### TASK INSTRUCTIONS
From the entries below, copy every line holding the word "Change".

┌─ INPUT DATA

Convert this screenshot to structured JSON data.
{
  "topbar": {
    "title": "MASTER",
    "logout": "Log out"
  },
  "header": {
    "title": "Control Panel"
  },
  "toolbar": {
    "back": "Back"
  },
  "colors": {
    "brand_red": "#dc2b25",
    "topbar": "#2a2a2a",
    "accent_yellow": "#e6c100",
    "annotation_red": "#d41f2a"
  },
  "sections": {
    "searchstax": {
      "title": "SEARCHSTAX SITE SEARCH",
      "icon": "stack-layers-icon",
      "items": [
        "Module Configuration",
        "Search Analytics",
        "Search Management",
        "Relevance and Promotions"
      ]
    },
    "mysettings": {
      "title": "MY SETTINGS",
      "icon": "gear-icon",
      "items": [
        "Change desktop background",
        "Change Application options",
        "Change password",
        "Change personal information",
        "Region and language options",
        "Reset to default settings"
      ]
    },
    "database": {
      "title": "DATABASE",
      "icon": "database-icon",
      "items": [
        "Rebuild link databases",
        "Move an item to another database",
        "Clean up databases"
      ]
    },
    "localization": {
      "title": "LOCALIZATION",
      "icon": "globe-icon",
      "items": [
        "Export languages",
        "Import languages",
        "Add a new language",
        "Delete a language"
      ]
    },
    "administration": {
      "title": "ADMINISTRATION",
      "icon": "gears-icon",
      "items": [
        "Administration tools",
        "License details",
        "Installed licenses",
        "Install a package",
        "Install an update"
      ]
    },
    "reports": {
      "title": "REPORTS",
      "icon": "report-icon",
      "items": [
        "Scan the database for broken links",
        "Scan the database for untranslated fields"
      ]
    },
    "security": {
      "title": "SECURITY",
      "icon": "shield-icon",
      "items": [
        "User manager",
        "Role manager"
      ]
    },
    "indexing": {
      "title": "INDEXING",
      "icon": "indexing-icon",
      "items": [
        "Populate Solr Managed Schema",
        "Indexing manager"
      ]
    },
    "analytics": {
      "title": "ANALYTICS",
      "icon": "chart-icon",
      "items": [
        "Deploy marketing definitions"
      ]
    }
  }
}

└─

### RESULT FOR THIS TASK
        "Change desktop background",
        "Change Application options",
        "Change password",
        "Change personal information",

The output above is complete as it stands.